- _Description of the task_:
Find each line of the entries with the string "Coordinator", please, and copy it.

[Web page and app entries]
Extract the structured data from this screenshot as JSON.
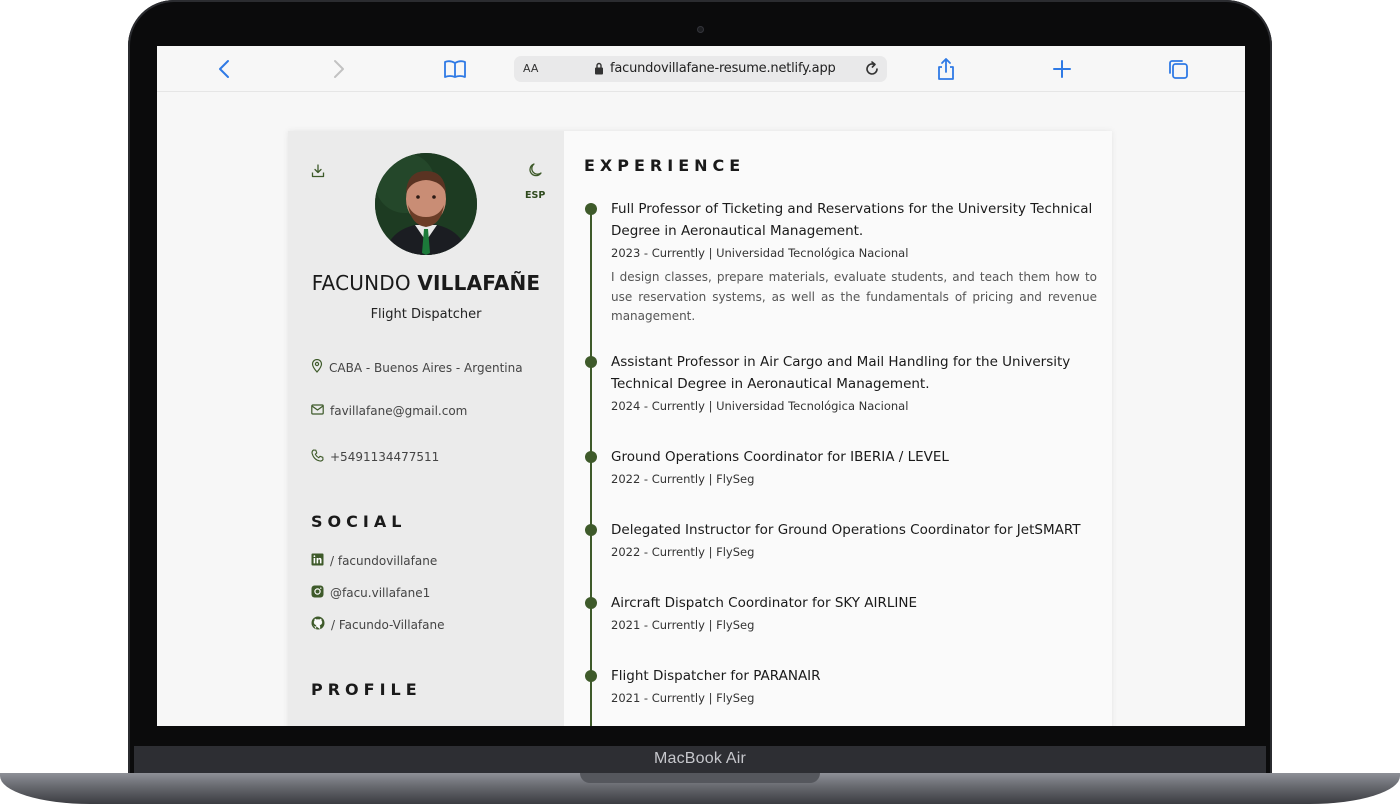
{
  "device": {
    "label": "MacBook Air"
  },
  "browser": {
    "aa_label": "AA",
    "url": "facundovillafane-resume.netlify.app"
  },
  "profile": {
    "first_name": "FACUNDO",
    "last_name": "VILLAFAÑE",
    "role": "Flight Dispatcher",
    "lang_toggle": "ESP",
    "location": "CABA - Buenos Aires - Argentina",
    "email": "favillafane@gmail.com",
    "phone": "+5491134477511"
  },
  "social": {
    "title": "SOCIAL",
    "linkedin": "/ facundovillafane",
    "instagram": "@facu.villafane1",
    "github": "/ Facundo-Villafane"
  },
  "profile_section": {
    "title": "PROFILE"
  },
  "experience": {
    "title": "EXPERIENCE",
    "items": [
      {
        "title": "Full Professor of Ticketing and Reservations for the University Technical Degree in Aeronautical Management.",
        "meta": "2023 - Currently | Universidad Tecnológica Nacional",
        "desc": "I design classes, prepare materials, evaluate students, and teach them how to use reservation systems, as well as the fundamentals of pricing and revenue management."
      },
      {
        "title": "Assistant Professor in Air Cargo and Mail Handling for the University Technical Degree in Aeronautical Management.",
        "meta": "2024 - Currently | Universidad Tecnológica Nacional"
      },
      {
        "title": "Ground Operations Coordinator for IBERIA / LEVEL",
        "meta": "2022 - Currently | FlySeg"
      },
      {
        "title": "Delegated Instructor for Ground Operations Coordinator for JetSMART",
        "meta": "2022 - Currently | FlySeg"
      },
      {
        "title": "Aircraft Dispatch Coordinator for SKY AIRLINE",
        "meta": "2021 - Currently | FlySeg"
      },
      {
        "title": "Flight Dispatcher for PARANAIR",
        "meta": "2021 - Currently | FlySeg"
      }
    ]
  },
  "colors": {
    "accent": "#3e5a2a",
    "ios_blue": "#2f7ae5"
  }
}
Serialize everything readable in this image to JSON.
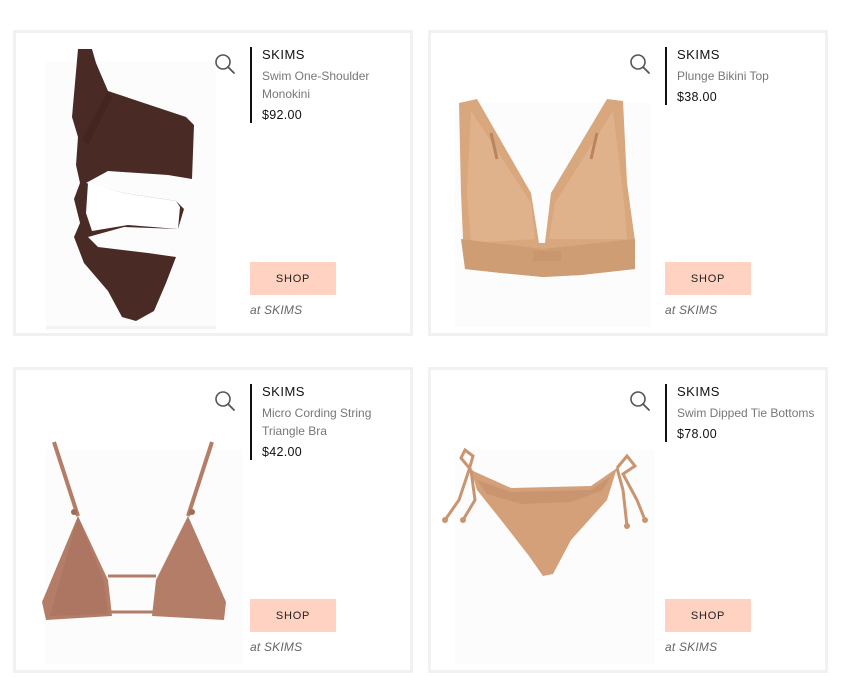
{
  "products": [
    {
      "brand": "SKIMS",
      "name": "Swim One-Shoulder Monokini",
      "price": "$92.00",
      "shop_label": "SHOP",
      "store_prefix": "at",
      "store": "SKIMS",
      "image_color": "#4a2a24"
    },
    {
      "brand": "SKIMS",
      "name": "Plunge Bikini Top",
      "price": "$38.00",
      "shop_label": "SHOP",
      "store_prefix": "at",
      "store": "SKIMS",
      "image_color": "#d8a77e"
    },
    {
      "brand": "SKIMS",
      "name": "Micro Cording String Triangle Bra",
      "price": "$42.00",
      "shop_label": "SHOP",
      "store_prefix": "at",
      "store": "SKIMS",
      "image_color": "#b47d68"
    },
    {
      "brand": "SKIMS",
      "name": "Swim Dipped Tie Bottoms",
      "price": "$78.00",
      "shop_label": "SHOP",
      "store_prefix": "at",
      "store": "SKIMS",
      "image_color": "#d4a07a"
    }
  ],
  "icons": {
    "zoom": "search-icon"
  },
  "colors": {
    "shop_button": "#ffd2c2",
    "card_border": "#f1f1f1",
    "info_rule": "#111111"
  }
}
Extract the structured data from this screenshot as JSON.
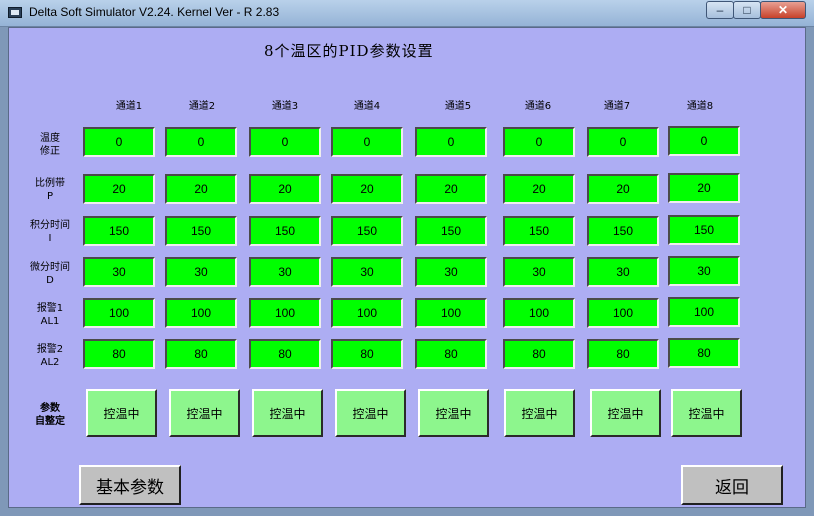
{
  "window": {
    "title": "Delta Soft Simulator V2.24. Kernel Ver - R 2.83",
    "minimize": "–",
    "maximize": "□",
    "close": "✕"
  },
  "page": {
    "title": "8个温区的PID参数设置"
  },
  "columns": [
    "通道1",
    "通道2",
    "通道3",
    "通道4",
    "通道5",
    "通道6",
    "通道7",
    "通道8"
  ],
  "rows": [
    {
      "label": "温度\n修正",
      "values": [
        "0",
        "0",
        "0",
        "0",
        "0",
        "0",
        "0",
        "0"
      ]
    },
    {
      "label": "比例带\nP",
      "values": [
        "20",
        "20",
        "20",
        "20",
        "20",
        "20",
        "20",
        "20"
      ]
    },
    {
      "label": "积分时间\nI",
      "values": [
        "150",
        "150",
        "150",
        "150",
        "150",
        "150",
        "150",
        "150"
      ]
    },
    {
      "label": "微分时间\nD",
      "values": [
        "30",
        "30",
        "30",
        "30",
        "30",
        "30",
        "30",
        "30"
      ]
    },
    {
      "label": "报警1\nAL1",
      "values": [
        "100",
        "100",
        "100",
        "100",
        "100",
        "100",
        "100",
        "100"
      ]
    },
    {
      "label": "报警2\nAL2",
      "values": [
        "80",
        "80",
        "80",
        "80",
        "80",
        "80",
        "80",
        "80"
      ]
    }
  ],
  "autotune": {
    "label": "参数\n自整定",
    "buttons": [
      "控温中",
      "控温中",
      "控温中",
      "控温中",
      "控温中",
      "控温中",
      "控温中",
      "控温中"
    ]
  },
  "footer": {
    "basic_params": "基本参数",
    "back": "返回"
  },
  "colors": {
    "client_bg": "#adadf3",
    "cell_bg": "#00ff00",
    "button_bg": "#8df68d",
    "gray_button": "#c0c0c0"
  }
}
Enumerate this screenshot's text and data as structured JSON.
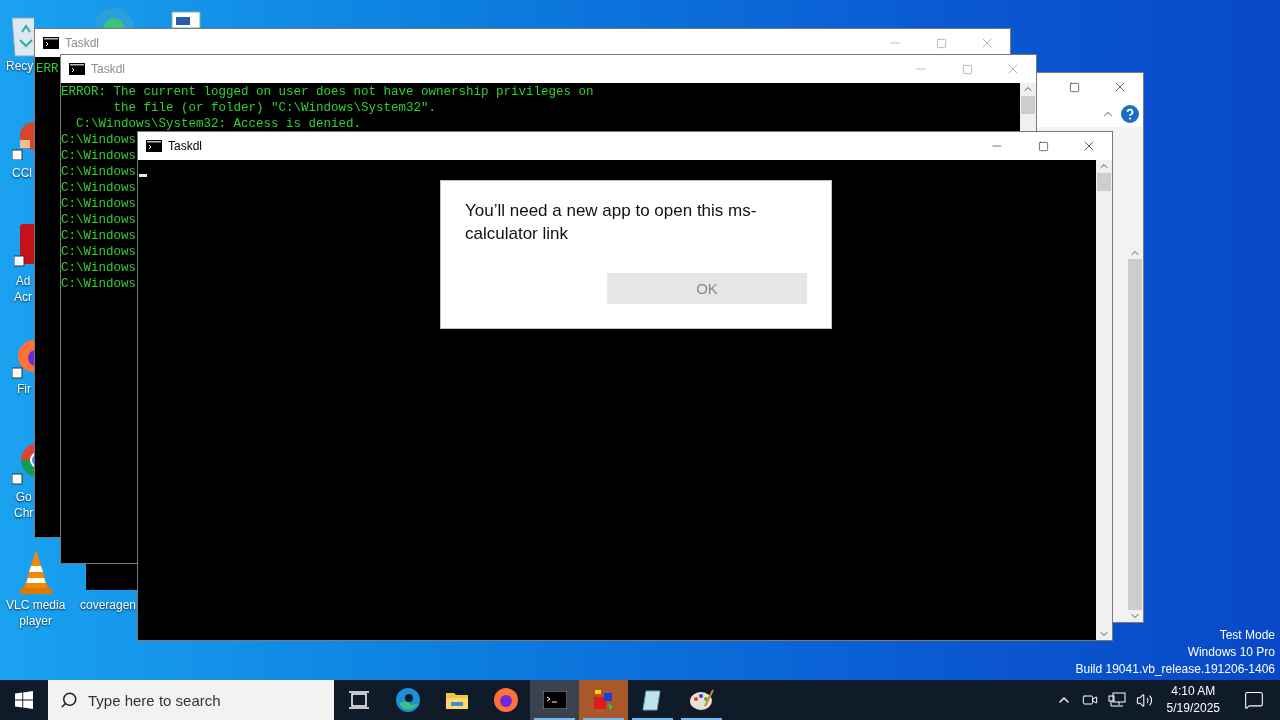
{
  "desktop": {
    "icons": [
      {
        "kind": "recycle-bin",
        "label_lines": [
          "Recy"
        ]
      },
      {
        "kind": "edge"
      },
      {
        "kind": "document"
      },
      {
        "kind": "ccleaner",
        "label_lines": [
          "CCl"
        ]
      },
      {
        "kind": "acrobat",
        "label_lines": [
          "Ad",
          "Acr"
        ]
      },
      {
        "kind": "firefox",
        "label_lines": [
          "Fir"
        ]
      },
      {
        "kind": "chrome",
        "label_lines": [
          "Go",
          "Chr"
        ]
      },
      {
        "kind": "vlc",
        "label_lines": [
          "VLC media",
          "player"
        ]
      },
      {
        "kind": "blank",
        "label_lines": [
          "coveragen"
        ]
      }
    ],
    "system_notice": [
      "Test Mode",
      "Windows 10 Pro",
      "Build 19041.vb_release.191206-1406"
    ]
  },
  "windows": [
    {
      "kind": "panel"
    },
    {
      "kind": "fragment"
    },
    {
      "kind": "console",
      "title": "Taskdl",
      "focused": false,
      "cursor": false,
      "lines": [
        "ERR"
      ]
    },
    {
      "kind": "console",
      "title": "Taskdl",
      "focused": false,
      "cursor": false,
      "lines": [
        "ERROR: The current logged on user does not have ownership privileges on",
        "       the file (or folder) \"C:\\Windows\\System32\".",
        "  C:\\Windows\\System32: Access is denied.",
        "C:\\Windows",
        "C:\\Windows",
        "C:\\Windows",
        "C:\\Windows",
        "C:\\Windows",
        "C:\\Windows",
        "C:\\Windows",
        "C:\\Windows",
        "C:\\Windows",
        "C:\\Windows"
      ]
    },
    {
      "kind": "console",
      "title": "Taskdl",
      "focused": true,
      "cursor": true
    }
  ],
  "dialog": {
    "message": "You’ll need a new app to open this ms-calculator link",
    "button": {
      "label": "OK",
      "disabled": true
    }
  },
  "taskbar": {
    "search": {
      "placeholder": "Type here to search"
    },
    "apps": [
      {
        "kind": "task-view",
        "running": false,
        "focused": false,
        "flashing": false
      },
      {
        "kind": "edge",
        "running": false,
        "focused": false,
        "flashing": false
      },
      {
        "kind": "explorer",
        "running": false,
        "focused": false,
        "flashing": false
      },
      {
        "kind": "firefox",
        "running": false,
        "focused": false,
        "flashing": false
      },
      {
        "kind": "console",
        "running": true,
        "focused": true,
        "flashing": false
      },
      {
        "kind": "packager",
        "running": true,
        "focused": false,
        "flashing": true
      },
      {
        "kind": "notepad",
        "running": true,
        "focused": false,
        "flashing": false
      },
      {
        "kind": "paint",
        "running": true,
        "focused": false,
        "flashing": false
      }
    ],
    "clock": {
      "time": "4:10 AM",
      "date": "5/19/2025"
    }
  }
}
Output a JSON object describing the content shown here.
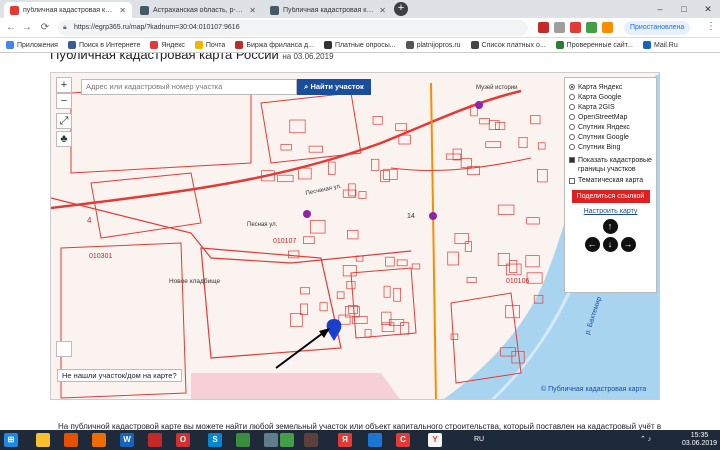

- _Written response_:
        "title": "Ground Operations Coordinator for IBERIA / LEVEL",
        "title": "Delegated Instructor for Ground Operations Coordinator for JetSMART",
        "title": "Aircraft Dispatch Coordinator for SKY AIRLINE",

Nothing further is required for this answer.